Kano and his people throw so much at the wall that the resulting twists and turns...
James Poletti 2005-06-10
Strange that Grime seems so desperate for a mainstream crossover star right now.Haven't the past couple of years seenDizzee win a Mercury and ship a bunch of albums on his own terms?
Kano, in common with so many of the artists featured on last year's genre-defining Run The Road compilation, has a style unique enough, accessible enough, to stand out in the pop landscape. On that album he had the last word with "Mic Fight", a track that has since become a UK hip hop anthem and one that makes Skinnyman, Blak Twang and Roots Manuva sound parochial and quaint.
His major label single debut, "Ps & Qs", showed more than a little promise, managing a stalking and sinuous sound without resorting tothe alienating avant-minimalism of Grime's more leftfield outings.
But over the 15 tracks that make up Home Sweet Home, Kano and his people throw so much at the wall that the resulting twists and turns dilute the album's impact. Halfway through "Reload It" you hear a hungry young MC pushing his skills to demonstrate the flow that prompts crowds to demand the rewind. But on the day-glo R&B of "Brown Eyes" he hardly sounds convinced himself.
There's something much more cynical about this than Dizzee's "Fix Up Look Sharp" or "Dream", both solitary compromises on otherwise ruthlessly focussed albums.
Kano's best bid for chart success comes from the bizarre collaboration with Futureheads and Bloc Party producer-of-the-moment, Paul Epworth, on "I Don't Know Why". Eyes are clearly focussed here on the magic that Rick Rubin sprinkled on Jay-Z's "99 Questions" as Epworth loops up Sabbath's "War Pigs" and Kano makes a decent fist of the verse only to fall short of delivering a chorus.

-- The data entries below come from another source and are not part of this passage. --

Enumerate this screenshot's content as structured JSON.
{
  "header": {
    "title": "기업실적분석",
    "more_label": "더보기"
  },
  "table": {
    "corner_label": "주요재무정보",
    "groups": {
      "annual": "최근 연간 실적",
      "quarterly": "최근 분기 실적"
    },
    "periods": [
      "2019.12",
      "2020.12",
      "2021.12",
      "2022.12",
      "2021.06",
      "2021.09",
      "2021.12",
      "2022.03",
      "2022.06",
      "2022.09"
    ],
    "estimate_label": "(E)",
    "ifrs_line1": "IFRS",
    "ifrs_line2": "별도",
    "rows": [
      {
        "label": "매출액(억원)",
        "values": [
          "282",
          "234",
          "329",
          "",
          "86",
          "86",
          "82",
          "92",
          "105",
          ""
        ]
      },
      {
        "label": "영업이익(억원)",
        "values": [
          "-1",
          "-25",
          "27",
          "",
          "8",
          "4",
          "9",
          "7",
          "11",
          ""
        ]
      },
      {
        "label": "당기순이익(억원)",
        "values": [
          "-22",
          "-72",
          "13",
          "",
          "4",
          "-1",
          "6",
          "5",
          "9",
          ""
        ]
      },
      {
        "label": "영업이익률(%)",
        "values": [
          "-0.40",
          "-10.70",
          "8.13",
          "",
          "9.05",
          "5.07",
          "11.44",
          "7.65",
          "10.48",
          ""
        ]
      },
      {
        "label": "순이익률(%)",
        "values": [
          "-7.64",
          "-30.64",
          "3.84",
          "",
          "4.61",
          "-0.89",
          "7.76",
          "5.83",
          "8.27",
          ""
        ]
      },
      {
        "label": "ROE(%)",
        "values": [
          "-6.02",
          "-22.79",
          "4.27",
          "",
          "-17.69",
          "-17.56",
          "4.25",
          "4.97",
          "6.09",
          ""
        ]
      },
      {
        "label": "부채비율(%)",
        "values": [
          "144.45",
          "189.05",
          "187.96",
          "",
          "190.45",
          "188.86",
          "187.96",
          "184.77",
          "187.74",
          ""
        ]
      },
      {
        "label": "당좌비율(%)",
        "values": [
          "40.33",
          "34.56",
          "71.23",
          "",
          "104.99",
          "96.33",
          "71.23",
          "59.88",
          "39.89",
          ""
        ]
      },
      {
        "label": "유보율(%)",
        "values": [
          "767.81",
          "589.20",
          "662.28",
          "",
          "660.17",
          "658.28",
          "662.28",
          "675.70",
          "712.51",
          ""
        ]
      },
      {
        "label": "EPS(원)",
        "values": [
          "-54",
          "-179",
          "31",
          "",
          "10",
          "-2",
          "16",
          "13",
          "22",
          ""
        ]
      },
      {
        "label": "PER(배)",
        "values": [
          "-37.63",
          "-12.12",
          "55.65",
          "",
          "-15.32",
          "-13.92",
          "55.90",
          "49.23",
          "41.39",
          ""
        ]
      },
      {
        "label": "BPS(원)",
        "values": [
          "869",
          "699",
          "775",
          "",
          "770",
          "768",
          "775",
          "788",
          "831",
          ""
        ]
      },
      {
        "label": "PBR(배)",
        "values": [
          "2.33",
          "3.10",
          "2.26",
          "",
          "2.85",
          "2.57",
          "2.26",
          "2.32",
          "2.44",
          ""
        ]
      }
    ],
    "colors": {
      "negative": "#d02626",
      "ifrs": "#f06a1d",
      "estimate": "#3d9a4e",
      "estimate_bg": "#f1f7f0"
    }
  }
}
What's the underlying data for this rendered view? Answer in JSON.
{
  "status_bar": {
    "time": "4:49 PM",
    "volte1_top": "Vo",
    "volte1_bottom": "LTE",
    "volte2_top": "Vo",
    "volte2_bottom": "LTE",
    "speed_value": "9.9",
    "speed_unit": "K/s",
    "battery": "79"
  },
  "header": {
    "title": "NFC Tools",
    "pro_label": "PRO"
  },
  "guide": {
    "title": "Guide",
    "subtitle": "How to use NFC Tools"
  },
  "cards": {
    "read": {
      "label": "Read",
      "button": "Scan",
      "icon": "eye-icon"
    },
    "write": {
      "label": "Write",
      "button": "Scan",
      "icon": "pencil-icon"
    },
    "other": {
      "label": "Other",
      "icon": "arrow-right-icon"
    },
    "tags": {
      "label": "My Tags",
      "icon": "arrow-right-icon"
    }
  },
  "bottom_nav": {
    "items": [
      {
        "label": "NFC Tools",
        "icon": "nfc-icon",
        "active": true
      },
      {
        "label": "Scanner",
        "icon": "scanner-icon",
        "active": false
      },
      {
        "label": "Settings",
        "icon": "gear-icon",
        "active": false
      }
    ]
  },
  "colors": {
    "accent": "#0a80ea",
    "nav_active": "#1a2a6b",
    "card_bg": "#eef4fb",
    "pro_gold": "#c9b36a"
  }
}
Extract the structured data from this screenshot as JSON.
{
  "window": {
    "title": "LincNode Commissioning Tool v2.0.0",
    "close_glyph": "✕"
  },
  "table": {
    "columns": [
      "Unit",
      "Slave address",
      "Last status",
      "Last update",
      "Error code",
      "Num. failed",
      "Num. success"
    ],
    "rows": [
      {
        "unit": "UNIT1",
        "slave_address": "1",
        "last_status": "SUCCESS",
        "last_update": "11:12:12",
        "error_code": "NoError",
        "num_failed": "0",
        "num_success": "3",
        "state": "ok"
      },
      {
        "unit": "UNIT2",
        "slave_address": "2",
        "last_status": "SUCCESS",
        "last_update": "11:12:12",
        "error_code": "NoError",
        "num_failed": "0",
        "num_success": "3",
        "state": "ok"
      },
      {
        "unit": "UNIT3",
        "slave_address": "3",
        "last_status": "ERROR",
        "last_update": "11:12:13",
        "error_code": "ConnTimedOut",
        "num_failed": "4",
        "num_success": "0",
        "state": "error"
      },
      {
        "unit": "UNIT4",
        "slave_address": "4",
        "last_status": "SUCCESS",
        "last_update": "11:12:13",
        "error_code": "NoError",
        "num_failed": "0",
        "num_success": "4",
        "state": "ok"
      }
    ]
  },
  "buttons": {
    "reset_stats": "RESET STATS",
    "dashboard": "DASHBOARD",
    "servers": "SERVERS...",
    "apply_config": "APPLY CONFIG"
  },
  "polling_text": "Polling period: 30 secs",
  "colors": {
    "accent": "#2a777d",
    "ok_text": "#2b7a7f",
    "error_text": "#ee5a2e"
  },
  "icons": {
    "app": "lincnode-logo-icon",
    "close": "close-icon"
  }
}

There's certainly enough hereto ensure that the streets, at least, won't forget Kano in a hurry, a fear he hints at on "Sometimes". But, it seems everyone is making far too much of a science of this crossover thing - leaving you feeling that left to his own devices Kano would have come up with a much better, and quite possibly more popular, album.